Goodman, confident that he had already built his case through his cross-examinations, had said previously that he expected to spend less than a week in presenting Hedgecock's defense. That projected timetable had prompted widespread conjecture about whether Hedgecock would take the stand in his own defense, as he had in his first trial, which ended in a mistrial in February with the jurors deadlocked 11-1 in favor of conviction.

Most of the jurors from the first trial said that they found Hedgecock's three days of testimony to be unpersuasive, adding that they believed that the mayor had seriously hurt his own case by taking the stand--a perception that Goodman conceded concerned him as he pondered his tactics for the retrial.

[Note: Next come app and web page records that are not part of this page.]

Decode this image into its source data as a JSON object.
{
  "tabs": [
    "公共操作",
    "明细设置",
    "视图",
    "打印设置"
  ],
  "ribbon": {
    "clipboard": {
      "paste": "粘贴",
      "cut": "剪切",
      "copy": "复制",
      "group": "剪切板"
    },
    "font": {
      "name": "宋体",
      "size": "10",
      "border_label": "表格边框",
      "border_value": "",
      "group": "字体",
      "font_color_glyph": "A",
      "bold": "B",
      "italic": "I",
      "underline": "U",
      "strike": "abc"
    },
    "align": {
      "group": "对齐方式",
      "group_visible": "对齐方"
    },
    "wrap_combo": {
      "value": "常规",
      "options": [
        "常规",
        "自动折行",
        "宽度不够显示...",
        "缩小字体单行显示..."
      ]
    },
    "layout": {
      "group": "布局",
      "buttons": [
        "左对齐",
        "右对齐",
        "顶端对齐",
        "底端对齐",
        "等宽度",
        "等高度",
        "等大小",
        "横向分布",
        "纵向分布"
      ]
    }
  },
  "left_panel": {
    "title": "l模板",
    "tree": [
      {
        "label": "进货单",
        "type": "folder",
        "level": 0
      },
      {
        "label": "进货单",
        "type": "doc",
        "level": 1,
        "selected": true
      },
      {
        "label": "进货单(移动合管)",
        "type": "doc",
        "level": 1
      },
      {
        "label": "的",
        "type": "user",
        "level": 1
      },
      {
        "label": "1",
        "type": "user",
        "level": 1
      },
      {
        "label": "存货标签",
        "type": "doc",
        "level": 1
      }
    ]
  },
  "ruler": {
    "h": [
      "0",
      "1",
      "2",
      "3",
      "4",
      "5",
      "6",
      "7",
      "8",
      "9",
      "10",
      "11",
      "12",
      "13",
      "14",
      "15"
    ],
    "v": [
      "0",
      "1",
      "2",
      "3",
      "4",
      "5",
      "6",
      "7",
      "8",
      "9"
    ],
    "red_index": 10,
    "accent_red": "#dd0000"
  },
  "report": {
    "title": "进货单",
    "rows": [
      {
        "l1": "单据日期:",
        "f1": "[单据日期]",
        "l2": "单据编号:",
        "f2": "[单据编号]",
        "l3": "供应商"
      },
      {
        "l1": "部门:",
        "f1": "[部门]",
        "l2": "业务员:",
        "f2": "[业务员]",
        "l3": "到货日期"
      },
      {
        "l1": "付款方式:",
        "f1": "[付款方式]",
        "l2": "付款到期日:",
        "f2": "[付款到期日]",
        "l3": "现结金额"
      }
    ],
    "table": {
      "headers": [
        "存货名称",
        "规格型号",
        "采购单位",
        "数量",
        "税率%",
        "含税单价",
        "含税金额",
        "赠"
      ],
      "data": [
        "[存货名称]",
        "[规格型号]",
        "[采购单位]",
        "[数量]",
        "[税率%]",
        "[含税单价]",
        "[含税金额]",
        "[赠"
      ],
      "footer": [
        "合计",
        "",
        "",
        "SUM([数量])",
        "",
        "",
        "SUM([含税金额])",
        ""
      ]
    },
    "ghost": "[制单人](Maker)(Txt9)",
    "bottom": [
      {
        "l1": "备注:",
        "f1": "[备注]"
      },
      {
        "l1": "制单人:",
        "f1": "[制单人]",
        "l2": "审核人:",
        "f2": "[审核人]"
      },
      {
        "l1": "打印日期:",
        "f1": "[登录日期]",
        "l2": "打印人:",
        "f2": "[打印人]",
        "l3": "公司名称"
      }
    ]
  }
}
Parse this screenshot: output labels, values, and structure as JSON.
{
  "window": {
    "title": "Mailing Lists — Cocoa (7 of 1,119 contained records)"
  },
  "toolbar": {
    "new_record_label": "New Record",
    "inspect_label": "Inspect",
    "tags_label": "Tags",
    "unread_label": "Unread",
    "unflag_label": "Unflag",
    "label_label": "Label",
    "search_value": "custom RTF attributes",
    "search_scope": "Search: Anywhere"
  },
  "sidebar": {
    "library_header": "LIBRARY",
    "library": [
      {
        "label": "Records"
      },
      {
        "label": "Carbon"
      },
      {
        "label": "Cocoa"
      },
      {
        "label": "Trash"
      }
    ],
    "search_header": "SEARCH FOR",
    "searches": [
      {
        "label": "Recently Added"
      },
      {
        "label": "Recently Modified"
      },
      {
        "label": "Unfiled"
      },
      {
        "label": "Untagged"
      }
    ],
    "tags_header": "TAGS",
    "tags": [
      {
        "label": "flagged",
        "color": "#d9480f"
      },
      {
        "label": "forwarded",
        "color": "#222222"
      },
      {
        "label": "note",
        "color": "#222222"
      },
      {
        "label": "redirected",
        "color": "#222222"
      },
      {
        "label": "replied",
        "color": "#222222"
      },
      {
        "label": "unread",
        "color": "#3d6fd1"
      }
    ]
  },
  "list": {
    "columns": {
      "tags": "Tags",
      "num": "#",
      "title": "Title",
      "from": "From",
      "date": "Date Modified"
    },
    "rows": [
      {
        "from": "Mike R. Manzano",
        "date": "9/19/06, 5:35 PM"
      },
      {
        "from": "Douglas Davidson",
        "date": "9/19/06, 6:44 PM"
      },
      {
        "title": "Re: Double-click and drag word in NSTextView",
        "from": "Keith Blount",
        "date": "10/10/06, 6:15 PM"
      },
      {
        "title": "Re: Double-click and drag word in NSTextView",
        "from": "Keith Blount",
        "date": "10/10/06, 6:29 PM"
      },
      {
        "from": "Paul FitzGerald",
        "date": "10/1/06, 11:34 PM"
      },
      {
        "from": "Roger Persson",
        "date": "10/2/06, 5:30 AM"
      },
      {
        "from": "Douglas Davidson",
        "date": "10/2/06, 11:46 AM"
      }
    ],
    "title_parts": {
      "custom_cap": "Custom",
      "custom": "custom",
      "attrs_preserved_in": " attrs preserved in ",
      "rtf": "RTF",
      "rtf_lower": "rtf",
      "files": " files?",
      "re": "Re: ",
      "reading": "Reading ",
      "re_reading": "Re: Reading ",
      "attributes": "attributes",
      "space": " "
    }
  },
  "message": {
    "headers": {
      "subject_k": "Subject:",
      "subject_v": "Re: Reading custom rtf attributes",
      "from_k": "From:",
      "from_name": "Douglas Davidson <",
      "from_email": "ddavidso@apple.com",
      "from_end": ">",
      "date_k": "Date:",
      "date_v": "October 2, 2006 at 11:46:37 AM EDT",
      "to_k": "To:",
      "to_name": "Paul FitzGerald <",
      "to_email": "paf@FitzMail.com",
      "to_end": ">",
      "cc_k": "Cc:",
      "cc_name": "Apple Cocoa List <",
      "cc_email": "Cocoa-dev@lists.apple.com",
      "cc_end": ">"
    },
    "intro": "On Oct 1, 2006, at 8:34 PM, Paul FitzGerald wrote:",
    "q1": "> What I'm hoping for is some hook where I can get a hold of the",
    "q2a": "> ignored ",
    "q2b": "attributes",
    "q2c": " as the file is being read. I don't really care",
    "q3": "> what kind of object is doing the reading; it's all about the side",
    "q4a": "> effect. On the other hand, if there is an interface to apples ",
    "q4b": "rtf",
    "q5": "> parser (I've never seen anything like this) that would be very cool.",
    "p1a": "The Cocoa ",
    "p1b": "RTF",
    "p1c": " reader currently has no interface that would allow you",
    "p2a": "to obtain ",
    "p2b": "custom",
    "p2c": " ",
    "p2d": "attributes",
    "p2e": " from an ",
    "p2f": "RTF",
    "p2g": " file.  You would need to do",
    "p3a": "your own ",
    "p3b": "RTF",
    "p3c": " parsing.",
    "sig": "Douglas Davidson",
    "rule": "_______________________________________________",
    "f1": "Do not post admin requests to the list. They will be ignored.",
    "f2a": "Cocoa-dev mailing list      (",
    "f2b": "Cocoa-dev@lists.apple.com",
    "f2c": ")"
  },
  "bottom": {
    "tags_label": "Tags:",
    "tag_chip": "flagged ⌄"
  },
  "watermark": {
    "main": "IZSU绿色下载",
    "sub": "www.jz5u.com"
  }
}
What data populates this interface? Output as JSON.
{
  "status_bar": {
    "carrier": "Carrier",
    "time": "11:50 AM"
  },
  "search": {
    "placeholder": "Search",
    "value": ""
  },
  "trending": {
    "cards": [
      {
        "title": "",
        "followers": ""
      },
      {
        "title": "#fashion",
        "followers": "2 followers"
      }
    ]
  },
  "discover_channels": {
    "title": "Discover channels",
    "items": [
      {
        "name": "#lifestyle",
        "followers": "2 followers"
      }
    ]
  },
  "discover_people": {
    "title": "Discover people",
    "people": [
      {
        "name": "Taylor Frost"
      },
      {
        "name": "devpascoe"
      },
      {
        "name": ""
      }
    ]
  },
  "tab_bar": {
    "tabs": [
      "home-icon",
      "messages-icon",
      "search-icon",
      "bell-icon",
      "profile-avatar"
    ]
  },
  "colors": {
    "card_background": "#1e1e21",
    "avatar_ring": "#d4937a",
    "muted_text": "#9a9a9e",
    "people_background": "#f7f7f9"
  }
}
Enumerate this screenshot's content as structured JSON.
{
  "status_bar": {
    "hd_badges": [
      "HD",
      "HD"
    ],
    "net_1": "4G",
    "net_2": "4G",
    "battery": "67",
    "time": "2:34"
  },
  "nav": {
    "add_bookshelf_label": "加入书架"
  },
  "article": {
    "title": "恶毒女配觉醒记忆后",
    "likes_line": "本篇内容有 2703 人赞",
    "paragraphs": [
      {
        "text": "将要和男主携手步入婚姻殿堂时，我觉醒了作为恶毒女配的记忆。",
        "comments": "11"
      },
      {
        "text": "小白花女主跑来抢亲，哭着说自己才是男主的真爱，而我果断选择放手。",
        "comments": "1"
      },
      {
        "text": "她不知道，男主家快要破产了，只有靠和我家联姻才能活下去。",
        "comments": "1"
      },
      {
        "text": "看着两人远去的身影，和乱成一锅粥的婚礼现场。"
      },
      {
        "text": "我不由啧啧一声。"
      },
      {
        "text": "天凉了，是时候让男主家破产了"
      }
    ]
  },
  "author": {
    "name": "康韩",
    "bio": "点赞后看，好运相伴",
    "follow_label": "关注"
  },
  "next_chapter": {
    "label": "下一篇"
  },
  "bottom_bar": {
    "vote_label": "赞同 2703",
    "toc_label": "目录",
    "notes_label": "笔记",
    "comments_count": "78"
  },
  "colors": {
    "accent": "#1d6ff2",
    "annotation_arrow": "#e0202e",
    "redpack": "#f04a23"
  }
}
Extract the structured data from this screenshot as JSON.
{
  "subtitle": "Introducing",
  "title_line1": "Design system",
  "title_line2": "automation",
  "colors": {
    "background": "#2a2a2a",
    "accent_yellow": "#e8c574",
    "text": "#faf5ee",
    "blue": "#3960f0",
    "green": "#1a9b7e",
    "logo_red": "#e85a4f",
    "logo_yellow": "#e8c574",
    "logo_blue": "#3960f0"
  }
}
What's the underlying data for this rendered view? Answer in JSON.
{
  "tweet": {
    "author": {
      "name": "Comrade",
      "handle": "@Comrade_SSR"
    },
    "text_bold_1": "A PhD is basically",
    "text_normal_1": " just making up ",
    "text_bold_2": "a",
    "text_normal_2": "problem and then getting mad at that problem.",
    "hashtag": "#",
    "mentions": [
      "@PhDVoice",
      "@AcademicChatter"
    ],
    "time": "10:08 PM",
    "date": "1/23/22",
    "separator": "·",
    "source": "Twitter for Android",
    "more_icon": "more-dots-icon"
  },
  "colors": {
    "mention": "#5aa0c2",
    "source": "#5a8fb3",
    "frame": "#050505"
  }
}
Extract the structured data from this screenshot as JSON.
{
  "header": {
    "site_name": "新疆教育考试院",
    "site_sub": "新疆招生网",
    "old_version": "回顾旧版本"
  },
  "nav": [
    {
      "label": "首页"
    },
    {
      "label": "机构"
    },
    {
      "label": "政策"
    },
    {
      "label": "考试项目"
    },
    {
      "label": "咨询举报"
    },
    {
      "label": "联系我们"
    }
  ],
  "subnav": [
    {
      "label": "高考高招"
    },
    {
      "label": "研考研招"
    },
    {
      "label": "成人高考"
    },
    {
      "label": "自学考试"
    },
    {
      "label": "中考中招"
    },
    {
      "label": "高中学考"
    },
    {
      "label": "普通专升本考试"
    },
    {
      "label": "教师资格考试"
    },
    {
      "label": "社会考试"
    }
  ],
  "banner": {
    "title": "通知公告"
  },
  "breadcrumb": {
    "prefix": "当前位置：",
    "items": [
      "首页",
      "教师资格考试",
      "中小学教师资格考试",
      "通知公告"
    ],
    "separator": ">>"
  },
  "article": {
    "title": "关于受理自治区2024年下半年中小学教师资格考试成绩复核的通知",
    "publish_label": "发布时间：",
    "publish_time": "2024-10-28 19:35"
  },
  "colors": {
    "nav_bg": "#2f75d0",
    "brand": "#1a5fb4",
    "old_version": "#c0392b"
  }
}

Despite the questions over whether Hedgecock would testify, Goodman's decision not to present any witnesses was a wholly unexpected one that electrified the courtroom minutes after the prosecution's case had ended--by contrast, rather undramatically--with the lengthy reading of a transcript of a March, 1984, interview in which Hedgecock was questioned by officials of the state Fair Political Practices Commission about his personal and campaign finances.

After a brief recess in which he conferred with Hedgecock, Goodman told the eight-woman, four-man jury, "If it please the court, ladies and gentlemen of the jury, Mayor Hedgecock rests."

Wickersham reacted to the bombshell with a dazed expression, while several of the jurors leaned back in their chairs and raised their eyebrows; other jurors had quizzical, somewhat confused, expressions.

Goodman's decision not to present a defense--a strategy that he said he has often employed with success before--was, to a large degree, based on a major difference in prosecutors' styles between the two trials. In the first trial, former Assistant Dist. Atty. Richard D. Huffman normally limited his questioning of witnesses to narrow areas that, in general, reflected favorably on the prosecution's case--a tactic that compelled defense attorney Michael Pancer to later call many of the same witnesses and new ones to present counterbalancing evidence.

However, Wickersham, who replaced Huffman after his appointment to the Superior Court bench last spring, examined witnesses on a much wider scope of subjects--an approach that, in the words of J. Michael McDade, a lawyer and Hedgecock's former chief of staff, "opened the barn door" and allowed Goodman to score key points through cross-examination.

"It's an excellent strategic move," McDade said of Goodman's decision. "It put the entire burden of the case on the shoulders of the district attorney, where it should be in a criminal case."

Advertisement
Los Angeles Times Articles
|
|
|